Tuition just about always moves in the same direction: up. So wouldn't it be great if students could lock in tuition at their college and know they will pay the same amount for four years? Some colleges have tried the strategy only to find it hard to convince families that it's a good idea. Just last week, the Georgia Board of Regents voted to scrap guaranteed tuition at the state's public institutions, in part because budget cuts had made it unaffordable. Other colleges have had to increase tuition so drastically to pay for such a plan that it quickly became a marketing problem. That hasn't stopped colleges from trying. The University of Texas at Dallas began its Guaranteed Tuition Rate Plan in the fall of 2007, as a way to "provide simplicity, predictability, and clarity for students." Under the plan, incoming students are promised that their tuition and mandatory fees will remain the same for four years from the time they begin their studies. The Dallas campus's program began before the economy tanked, but it could be even better for families now. Many households don't expect their incomes to go up in the next year, and it would be especially helpful if their college expenses remained flat. Guaranteed tuition is a great idea in theory. But in reality, it is not so simple for colleges to market. For the past few years, tuition has increased by an average of 4.5 to 6.5 percent a year, depending on the type of institution. But if a college has a tuition guarantee, it won't have those year-to-year increases. To compensate, colleges must raise tuition significantly from one year's freshman class to the next. An incoming freshman at a college with fixed tuition may find herself paying 12 percent more than freshmen did the year before. That creates a marketing problem. Though families may be set up to save money over the long run with guaranteed tuition, they often don't look past the first-year price tag--which is likely to be higher than that of similar institutions. The biggest concern is, at least initially, families pay more. Paying more that first year, even if it means future savings, strikes many families as too risky. For that reason, the Dallas campus educates families about its program throughout the admissions process, helping them think through the cost of a whole college education rather than focusing on that first year.
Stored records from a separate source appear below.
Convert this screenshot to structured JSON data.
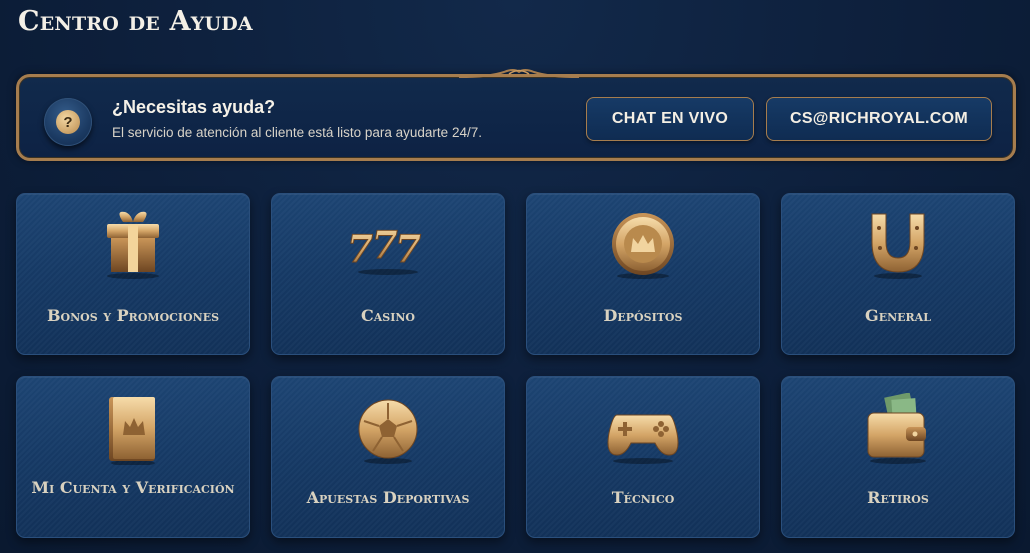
{
  "page": {
    "title": "Centro de Ayuda"
  },
  "banner": {
    "icon": "question-icon",
    "title": "¿Necesitas ayuda?",
    "text": "El servicio de atención al cliente está listo para ayudarte 24/7.",
    "chat_label": "CHAT EN VIVO",
    "email_label": "CS@RICHROYAL.COM"
  },
  "categories": [
    {
      "label": "Bonos y Promociones",
      "icon": "gift-icon"
    },
    {
      "label": "Casino",
      "icon": "slot-777-icon"
    },
    {
      "label": "Depósitos",
      "icon": "crown-coin-icon"
    },
    {
      "label": "General",
      "icon": "horseshoe-icon"
    },
    {
      "label": "Mi Cuenta y Verificación",
      "icon": "crown-book-icon"
    },
    {
      "label": "Apuestas Deportivas",
      "icon": "soccer-ball-icon"
    },
    {
      "label": "Técnico",
      "icon": "gamepad-icon"
    },
    {
      "label": "Retiros",
      "icon": "wallet-icon"
    }
  ],
  "colors": {
    "gold": "#a67d4e",
    "background": "#0d1f3b",
    "card": "#163a66"
  }
}
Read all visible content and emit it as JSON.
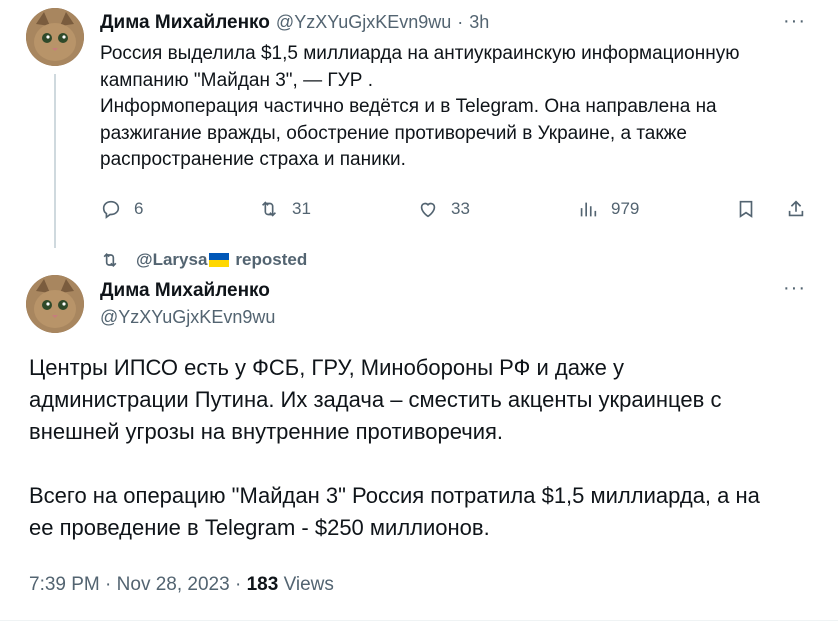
{
  "tweet1": {
    "author_name": "Дима Михайленко",
    "handle": "@YzXYuGjxKEvn9wu",
    "separator": "·",
    "time": "3h",
    "more": "···",
    "text_lines": [
      "Россия выделила $1,5 миллиарда на антиукраинскую информационную",
      "кампанию \"Майдан 3\", — ГУР .",
      "Информоперация частично ведётся и в Telegram. Она направлена на",
      "разжигание вражды, обострение противоречий в Украине, а также",
      "распространение страха и паники."
    ],
    "actions": {
      "replies": "6",
      "reposts": "31",
      "likes": "33",
      "views": "979"
    }
  },
  "repost_banner": {
    "user": "@Larysa",
    "label": "reposted"
  },
  "tweet2": {
    "author_name": "Дима Михайленко",
    "handle": "@YzXYuGjxKEvn9wu",
    "more": "···",
    "text_lines": [
      "Центры ИПСО есть у ФСБ, ГРУ, Минобороны РФ и даже у",
      "администрации Путина. Их задача – сместить акценты украинцев с",
      "внешней угрозы на внутренние противоречия.",
      "",
      "Всего на операцию \"Майдан 3\" Россия потратила $1,5 миллиарда, а на",
      "ее проведение в Telegram - $250 миллионов."
    ],
    "time": "7:39 PM",
    "sep": "·",
    "date": "Nov 28, 2023",
    "views_count": "183",
    "views_label": "Views"
  },
  "icons": [
    "reply-icon",
    "repost-icon",
    "like-icon",
    "views-icon",
    "bookmark-icon",
    "share-icon",
    "more-icon"
  ],
  "colors": {
    "text": "#0f1419",
    "secondary": "#536471",
    "line": "#cfd9de"
  }
}
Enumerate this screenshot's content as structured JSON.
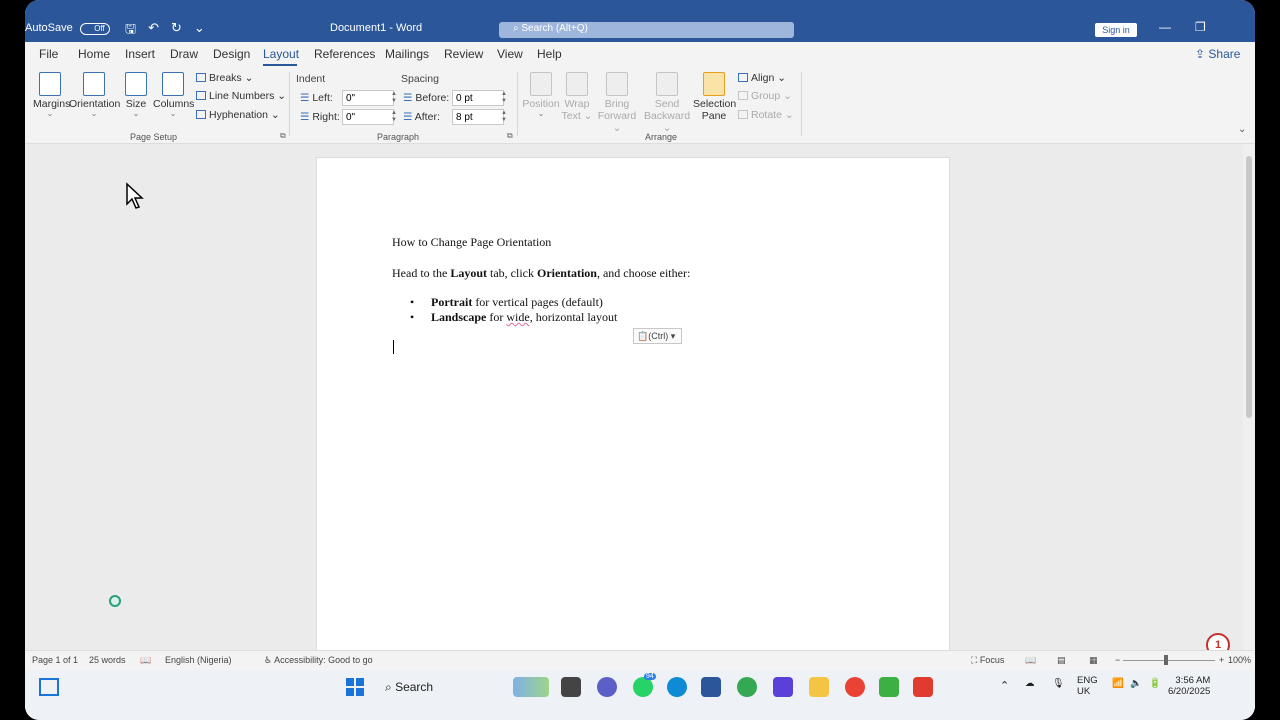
{
  "window": {
    "autosave_label": "AutoSave",
    "autosave_state": "Off",
    "title": "Document1 - Word",
    "search_placeholder": "Search (Alt+Q)",
    "signin_label": "Sign in"
  },
  "menu": {
    "tabs": [
      "File",
      "Home",
      "Insert",
      "Draw",
      "Design",
      "Layout",
      "References",
      "Mailings",
      "Review",
      "View",
      "Help"
    ],
    "active": "Layout",
    "share_label": "Share"
  },
  "ribbon": {
    "page_setup": {
      "margins": "Margins",
      "orientation": "Orientation",
      "size": "Size",
      "columns": "Columns",
      "breaks": "Breaks",
      "line_numbers": "Line Numbers",
      "hyphenation": "Hyphenation",
      "group_label": "Page Setup"
    },
    "paragraph": {
      "indent_label": "Indent",
      "spacing_label": "Spacing",
      "left_label": "Left:",
      "left_value": "0\"",
      "right_label": "Right:",
      "right_value": "0\"",
      "before_label": "Before:",
      "before_value": "0 pt",
      "after_label": "After:",
      "after_value": "8 pt",
      "group_label": "Paragraph"
    },
    "arrange": {
      "position": "Position",
      "wrap_text_1": "Wrap",
      "wrap_text_2": "Text",
      "bring_forward_1": "Bring",
      "bring_forward_2": "Forward",
      "send_backward_1": "Send",
      "send_backward_2": "Backward",
      "selection_pane_1": "Selection",
      "selection_pane_2": "Pane",
      "align": "Align",
      "group": "Group",
      "rotate": "Rotate",
      "group_label": "Arrange"
    }
  },
  "document": {
    "title": "How to Change Page Orientation",
    "intro_1": "Head to the ",
    "intro_bold_1": "Layout",
    "intro_2": " tab, click ",
    "intro_bold_2": "Orientation",
    "intro_3": ", and choose either:",
    "bullets": [
      {
        "bold": "Portrait",
        "text_a": " for vertical pages (default)",
        "squiggle": "",
        "text_b": ""
      },
      {
        "bold": "Landscape",
        "text_a": " for ",
        "squiggle": "wide",
        "text_b": ", horizontal layout"
      }
    ],
    "paste_options": "(Ctrl)"
  },
  "notification_badge": "1",
  "status": {
    "page": "Page 1 of 1",
    "words": "25 words",
    "language": "English (Nigeria)",
    "accessibility": "Accessibility: Good to go",
    "focus": "Focus",
    "zoom": "100%"
  },
  "taskbar": {
    "search": "Search",
    "whatsapp_badge": "94",
    "lang_1": "ENG",
    "lang_2": "UK",
    "time": "3:56 AM",
    "date": "6/20/2025"
  }
}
Chronicle of Higher Education. 1255 23rd Street NW Suite 700, Washington, DC 20037. Tel: 800-728-2803; e-mail: circulation@chronicle.com; Web site: http://chronicle.com/
Publication Type: Journal Articles; Reports - Descriptive
Education Level: Higher Education
Audience: N/A
Language: English
Sponsor: N/A
Authoring Institution: N/A
Identifiers - Location: Georgia; Texas